Material provided:
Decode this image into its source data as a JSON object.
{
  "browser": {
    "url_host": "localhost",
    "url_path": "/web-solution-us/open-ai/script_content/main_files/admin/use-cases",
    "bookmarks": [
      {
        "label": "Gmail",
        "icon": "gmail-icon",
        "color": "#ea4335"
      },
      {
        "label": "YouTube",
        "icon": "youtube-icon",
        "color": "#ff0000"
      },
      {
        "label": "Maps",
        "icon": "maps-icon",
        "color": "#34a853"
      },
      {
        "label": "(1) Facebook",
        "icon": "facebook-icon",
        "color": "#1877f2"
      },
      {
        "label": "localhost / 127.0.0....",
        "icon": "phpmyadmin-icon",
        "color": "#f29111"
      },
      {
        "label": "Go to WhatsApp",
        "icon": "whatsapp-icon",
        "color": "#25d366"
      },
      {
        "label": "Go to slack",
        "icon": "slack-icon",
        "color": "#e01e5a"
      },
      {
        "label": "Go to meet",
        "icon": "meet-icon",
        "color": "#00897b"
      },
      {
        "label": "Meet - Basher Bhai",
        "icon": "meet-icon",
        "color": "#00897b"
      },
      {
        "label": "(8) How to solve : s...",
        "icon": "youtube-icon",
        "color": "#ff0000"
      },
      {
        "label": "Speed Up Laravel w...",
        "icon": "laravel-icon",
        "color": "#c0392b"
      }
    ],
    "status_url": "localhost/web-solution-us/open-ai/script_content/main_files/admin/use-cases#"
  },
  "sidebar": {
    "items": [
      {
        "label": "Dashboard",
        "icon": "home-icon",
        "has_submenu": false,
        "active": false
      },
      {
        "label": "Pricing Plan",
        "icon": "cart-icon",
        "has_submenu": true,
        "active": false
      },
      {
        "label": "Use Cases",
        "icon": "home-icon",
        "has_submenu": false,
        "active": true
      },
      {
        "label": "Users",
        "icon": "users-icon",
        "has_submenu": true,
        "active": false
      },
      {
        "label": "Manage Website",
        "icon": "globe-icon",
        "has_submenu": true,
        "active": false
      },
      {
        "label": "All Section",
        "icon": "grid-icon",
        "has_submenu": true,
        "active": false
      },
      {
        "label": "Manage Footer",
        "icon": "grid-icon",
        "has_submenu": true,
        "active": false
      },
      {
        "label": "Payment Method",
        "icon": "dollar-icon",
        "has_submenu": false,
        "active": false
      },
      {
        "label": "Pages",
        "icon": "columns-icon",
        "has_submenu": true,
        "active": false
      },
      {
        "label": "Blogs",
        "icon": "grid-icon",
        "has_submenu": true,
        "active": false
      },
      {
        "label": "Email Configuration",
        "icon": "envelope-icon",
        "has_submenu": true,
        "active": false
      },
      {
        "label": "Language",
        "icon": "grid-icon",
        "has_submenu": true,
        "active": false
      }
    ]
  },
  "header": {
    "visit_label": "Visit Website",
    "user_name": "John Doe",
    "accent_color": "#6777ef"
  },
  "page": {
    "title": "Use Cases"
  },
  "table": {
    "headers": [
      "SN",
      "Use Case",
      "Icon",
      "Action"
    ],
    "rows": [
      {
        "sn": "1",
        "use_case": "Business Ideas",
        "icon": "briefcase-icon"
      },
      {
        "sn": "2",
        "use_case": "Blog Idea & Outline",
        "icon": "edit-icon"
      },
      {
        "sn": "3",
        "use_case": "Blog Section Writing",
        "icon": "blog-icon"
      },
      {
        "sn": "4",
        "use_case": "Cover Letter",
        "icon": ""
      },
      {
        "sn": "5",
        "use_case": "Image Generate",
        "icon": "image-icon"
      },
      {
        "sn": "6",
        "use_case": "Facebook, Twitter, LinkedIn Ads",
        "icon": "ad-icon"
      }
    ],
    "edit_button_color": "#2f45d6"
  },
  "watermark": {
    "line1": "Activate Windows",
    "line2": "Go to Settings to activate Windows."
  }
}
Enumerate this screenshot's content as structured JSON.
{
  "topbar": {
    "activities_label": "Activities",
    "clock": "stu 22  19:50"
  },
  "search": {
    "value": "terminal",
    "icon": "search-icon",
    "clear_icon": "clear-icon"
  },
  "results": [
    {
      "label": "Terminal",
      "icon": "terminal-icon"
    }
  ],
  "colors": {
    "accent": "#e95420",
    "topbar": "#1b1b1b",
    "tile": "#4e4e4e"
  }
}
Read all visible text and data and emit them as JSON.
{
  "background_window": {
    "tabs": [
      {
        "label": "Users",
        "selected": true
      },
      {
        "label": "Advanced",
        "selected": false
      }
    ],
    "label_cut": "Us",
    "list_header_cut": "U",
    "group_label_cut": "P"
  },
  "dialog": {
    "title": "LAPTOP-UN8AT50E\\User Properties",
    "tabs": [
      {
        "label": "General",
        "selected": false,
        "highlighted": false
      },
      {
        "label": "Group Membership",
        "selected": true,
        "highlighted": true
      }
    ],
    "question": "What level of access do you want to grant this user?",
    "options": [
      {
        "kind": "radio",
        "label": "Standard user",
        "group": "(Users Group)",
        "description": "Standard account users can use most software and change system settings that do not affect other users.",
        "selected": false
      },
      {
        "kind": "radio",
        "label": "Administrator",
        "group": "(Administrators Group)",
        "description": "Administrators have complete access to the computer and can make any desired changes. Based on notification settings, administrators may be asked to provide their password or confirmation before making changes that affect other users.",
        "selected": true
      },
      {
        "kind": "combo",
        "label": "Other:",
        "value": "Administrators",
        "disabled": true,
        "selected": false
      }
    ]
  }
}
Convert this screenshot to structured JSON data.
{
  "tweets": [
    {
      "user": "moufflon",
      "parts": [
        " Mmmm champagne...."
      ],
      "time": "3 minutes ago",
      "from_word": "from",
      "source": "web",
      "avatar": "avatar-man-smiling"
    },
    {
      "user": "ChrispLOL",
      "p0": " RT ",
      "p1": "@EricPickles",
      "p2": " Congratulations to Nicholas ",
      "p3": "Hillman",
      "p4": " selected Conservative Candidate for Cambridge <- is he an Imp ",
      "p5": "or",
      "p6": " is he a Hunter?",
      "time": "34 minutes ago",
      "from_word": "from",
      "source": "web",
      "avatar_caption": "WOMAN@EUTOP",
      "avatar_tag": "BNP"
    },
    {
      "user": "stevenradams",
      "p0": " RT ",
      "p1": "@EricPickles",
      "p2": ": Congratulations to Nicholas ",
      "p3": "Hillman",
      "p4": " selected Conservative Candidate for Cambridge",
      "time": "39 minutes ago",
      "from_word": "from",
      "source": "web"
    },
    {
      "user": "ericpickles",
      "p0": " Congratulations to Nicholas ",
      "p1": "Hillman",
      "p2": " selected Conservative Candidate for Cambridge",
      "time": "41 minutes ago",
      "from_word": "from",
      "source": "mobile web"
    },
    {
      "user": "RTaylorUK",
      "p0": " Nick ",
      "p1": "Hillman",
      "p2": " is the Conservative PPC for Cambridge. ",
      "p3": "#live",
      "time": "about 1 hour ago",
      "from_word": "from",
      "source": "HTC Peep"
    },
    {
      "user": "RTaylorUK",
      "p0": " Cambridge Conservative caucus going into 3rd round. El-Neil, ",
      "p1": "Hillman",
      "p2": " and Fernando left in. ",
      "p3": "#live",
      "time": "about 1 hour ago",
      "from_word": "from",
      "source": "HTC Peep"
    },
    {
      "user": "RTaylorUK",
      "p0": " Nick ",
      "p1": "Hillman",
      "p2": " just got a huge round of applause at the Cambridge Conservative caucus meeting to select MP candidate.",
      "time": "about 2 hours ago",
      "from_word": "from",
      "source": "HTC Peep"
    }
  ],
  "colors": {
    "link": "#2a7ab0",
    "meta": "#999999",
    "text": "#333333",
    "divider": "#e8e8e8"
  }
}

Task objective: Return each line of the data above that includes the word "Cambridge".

Written response:
      "p4": " selected Conservative Candidate for Cambridge <- is he an Imp ",
      "p4": " selected Conservative Candidate for Cambridge",
      "p2": " selected Conservative Candidate for Cambridge",
      "p2": " is the Conservative PPC for Cambridge. ",
      "p0": " Cambridge Conservative caucus going into 3rd round. El-Neil, ",
      "p2": " just got a huge round of applause at the Cambridge Conservative caucus meeting to select MP candidate.",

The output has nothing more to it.